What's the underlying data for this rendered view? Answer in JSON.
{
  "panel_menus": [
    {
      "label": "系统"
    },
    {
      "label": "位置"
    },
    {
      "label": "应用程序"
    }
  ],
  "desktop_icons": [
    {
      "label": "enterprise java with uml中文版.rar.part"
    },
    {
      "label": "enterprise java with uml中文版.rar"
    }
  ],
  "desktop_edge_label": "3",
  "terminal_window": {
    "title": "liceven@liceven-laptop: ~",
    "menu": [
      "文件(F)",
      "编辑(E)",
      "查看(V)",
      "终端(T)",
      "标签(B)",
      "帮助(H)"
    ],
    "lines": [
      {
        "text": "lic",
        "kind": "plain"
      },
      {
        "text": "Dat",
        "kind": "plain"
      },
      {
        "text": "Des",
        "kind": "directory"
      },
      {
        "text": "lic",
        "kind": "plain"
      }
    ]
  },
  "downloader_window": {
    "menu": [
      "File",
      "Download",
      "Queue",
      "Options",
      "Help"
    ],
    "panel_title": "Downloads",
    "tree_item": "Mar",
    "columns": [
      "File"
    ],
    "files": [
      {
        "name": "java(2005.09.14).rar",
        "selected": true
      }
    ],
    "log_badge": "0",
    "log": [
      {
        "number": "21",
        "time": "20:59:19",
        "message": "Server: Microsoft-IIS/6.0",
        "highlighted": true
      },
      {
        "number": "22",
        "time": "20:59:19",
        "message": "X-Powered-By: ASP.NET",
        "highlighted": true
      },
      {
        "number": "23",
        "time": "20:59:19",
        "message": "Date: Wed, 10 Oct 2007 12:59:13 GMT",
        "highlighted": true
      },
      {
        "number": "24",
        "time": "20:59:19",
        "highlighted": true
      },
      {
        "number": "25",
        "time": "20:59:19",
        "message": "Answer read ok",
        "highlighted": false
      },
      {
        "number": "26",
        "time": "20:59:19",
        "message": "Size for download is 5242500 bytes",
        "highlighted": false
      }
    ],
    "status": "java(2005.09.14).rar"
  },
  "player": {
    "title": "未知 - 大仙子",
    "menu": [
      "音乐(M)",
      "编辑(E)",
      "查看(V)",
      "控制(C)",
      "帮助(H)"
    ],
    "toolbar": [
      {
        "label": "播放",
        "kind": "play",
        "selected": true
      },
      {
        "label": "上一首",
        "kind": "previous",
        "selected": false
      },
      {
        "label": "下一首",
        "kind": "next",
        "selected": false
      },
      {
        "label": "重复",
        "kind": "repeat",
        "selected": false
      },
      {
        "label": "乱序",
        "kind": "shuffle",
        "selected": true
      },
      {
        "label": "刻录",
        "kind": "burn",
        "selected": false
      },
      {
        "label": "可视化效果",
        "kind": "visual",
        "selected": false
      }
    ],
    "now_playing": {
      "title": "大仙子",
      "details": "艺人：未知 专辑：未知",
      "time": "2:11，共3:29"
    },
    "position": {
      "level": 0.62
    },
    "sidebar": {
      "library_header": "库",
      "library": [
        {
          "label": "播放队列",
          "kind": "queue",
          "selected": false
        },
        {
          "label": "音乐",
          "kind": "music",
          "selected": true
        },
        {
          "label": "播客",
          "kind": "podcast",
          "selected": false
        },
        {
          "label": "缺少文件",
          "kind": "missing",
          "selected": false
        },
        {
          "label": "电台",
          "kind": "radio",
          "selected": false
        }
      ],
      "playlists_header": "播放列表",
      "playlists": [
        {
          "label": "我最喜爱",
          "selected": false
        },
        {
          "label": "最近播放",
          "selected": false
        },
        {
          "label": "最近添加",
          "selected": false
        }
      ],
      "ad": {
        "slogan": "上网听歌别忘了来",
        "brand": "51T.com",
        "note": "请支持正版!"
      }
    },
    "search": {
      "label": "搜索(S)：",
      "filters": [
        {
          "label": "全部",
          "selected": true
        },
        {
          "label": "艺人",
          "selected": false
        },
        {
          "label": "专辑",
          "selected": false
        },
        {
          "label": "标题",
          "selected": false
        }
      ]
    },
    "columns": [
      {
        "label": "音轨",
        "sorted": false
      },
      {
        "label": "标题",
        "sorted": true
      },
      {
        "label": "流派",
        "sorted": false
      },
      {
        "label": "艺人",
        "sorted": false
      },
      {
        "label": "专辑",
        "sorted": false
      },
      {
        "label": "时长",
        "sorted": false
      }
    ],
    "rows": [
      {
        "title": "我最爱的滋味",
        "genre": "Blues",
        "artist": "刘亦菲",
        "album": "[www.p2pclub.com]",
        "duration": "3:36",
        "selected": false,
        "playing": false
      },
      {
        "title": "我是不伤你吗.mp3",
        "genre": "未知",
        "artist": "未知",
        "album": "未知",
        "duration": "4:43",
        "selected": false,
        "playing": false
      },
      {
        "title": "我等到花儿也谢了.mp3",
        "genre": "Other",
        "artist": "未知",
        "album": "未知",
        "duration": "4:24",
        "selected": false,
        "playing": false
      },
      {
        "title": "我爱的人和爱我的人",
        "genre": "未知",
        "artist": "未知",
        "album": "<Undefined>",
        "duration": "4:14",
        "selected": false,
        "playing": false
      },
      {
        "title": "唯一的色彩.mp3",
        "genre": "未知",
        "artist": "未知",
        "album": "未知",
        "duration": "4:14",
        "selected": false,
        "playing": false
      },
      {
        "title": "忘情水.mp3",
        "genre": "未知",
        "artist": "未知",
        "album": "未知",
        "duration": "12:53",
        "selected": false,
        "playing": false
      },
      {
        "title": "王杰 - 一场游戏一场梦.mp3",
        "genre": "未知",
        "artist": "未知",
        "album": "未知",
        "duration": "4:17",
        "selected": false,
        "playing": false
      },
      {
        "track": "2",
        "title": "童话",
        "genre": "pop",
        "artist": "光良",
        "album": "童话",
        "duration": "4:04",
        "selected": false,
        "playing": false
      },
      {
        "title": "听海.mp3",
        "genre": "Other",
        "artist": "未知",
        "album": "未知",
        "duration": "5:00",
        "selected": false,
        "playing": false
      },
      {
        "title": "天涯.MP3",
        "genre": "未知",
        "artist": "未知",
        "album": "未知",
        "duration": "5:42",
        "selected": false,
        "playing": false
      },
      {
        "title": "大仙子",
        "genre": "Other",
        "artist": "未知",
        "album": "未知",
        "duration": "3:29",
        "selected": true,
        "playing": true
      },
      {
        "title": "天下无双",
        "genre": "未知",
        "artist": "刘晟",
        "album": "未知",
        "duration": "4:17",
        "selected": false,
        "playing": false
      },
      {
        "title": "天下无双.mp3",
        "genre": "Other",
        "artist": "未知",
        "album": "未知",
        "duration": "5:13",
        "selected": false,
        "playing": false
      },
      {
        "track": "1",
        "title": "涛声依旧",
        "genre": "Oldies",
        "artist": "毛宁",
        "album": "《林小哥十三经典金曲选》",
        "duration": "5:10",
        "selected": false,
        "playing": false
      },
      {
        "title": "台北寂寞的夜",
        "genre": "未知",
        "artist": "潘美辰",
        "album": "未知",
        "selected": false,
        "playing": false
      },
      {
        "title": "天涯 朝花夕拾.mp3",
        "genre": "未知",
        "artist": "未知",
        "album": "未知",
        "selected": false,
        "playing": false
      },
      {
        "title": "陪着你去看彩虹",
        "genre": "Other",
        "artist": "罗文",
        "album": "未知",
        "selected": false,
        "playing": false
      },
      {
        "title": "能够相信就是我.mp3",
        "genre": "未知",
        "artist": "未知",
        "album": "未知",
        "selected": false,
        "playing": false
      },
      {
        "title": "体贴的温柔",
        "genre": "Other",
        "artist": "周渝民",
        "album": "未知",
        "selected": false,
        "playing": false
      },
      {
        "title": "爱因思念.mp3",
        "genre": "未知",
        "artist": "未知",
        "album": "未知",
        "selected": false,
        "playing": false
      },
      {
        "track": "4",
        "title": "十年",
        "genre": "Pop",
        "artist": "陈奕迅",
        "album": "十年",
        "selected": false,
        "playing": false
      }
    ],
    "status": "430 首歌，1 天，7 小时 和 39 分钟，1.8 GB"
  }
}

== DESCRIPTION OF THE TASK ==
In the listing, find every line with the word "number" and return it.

== YOUR RESPONSE ==
        "number": "21",
        "number": "22",
        "number": "23",
        "number": "24",
        "number": "25",
        "number": "26",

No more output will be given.